Supposing a roughly mars sized planet, how little surface water would need to exist to sustain a population of a size similar to pre-industrial earth (say 750 million?) The situation is somewhat unique in the sense that I'm hoping for a very significant portion of the planet to arid, Tatooine style. Is that actually feasible? Note, not all water needs to be on the surface. The population has the means to collect water from underground and atmospheric sources. But I imagine some significant body of water would need to exist.
An arid planet without surface water would likely have very little plant and animal life. That in itself is no problem, but it makes the ecological balance extremely fragile.
Humans themselves could do fine on a very arid world without any surface water. Check this anecdote for the effects of working in very low humidity (<1%). With their water sources and by using specially designed clothing (like Dune Stillsuits) to conserve most water, it would not be too hard to maintain a steady supply.
Food crops would have to be grown in greenhouses, either special strains of the local flora, bred over thousands of years to grow faster than the native desert plants or imported species if there is contact with other worlds). I imagine that if underground water sources are not a problem, greenhouses wouldn't be either.
Trouble would rear its ugly head if the humans ever reached the industrial age and started burning fossil fuels. (There could be some if the planet used to have more water and plant life in its early life). The carbon dioxide emitted would not be absorbed by plants or dissolved in ocean water, leading to global warming and eventually a toxic atmosphere.

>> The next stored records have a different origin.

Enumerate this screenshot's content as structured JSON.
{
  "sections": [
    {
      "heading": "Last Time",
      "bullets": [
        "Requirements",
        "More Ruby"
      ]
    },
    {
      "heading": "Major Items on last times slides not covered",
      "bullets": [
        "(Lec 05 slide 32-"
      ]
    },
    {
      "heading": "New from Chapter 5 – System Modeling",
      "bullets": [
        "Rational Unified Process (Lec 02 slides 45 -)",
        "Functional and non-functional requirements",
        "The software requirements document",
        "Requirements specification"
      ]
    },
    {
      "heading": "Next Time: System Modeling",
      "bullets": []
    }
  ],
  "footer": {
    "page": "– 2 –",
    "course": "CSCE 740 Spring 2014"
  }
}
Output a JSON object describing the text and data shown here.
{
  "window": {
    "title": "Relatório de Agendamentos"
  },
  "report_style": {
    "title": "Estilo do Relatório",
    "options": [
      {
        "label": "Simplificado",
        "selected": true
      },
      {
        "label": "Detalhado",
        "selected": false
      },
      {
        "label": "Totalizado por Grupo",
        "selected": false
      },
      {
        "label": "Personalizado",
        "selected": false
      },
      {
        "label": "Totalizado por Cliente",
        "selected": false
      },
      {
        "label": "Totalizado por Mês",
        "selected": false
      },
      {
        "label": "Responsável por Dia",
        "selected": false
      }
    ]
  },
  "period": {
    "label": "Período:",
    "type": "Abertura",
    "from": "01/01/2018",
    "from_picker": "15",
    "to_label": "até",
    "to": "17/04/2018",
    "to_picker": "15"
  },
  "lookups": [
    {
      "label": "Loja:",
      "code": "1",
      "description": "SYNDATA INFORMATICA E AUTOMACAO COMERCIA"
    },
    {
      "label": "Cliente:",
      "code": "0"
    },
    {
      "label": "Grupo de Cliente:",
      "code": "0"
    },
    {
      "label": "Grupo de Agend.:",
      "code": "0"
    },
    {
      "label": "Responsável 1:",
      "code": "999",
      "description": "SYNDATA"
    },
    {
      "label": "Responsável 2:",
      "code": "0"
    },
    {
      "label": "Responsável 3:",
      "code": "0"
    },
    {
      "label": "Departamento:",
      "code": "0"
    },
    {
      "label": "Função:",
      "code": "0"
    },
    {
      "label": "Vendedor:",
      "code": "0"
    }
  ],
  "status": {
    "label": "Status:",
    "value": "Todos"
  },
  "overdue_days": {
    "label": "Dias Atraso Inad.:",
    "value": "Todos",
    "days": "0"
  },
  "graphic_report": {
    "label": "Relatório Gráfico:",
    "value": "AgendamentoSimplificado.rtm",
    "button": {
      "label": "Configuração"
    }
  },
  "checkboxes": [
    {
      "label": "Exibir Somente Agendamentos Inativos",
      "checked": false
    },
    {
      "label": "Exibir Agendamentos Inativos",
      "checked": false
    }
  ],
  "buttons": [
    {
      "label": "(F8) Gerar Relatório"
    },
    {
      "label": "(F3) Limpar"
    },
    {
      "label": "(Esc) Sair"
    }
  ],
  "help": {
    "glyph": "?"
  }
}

Growing irrigated crops in the open would quickly drain underground water reserves, and it is doubtful that reclaiming water from the atmosphere would be productive enough to maintain the outdoor crops.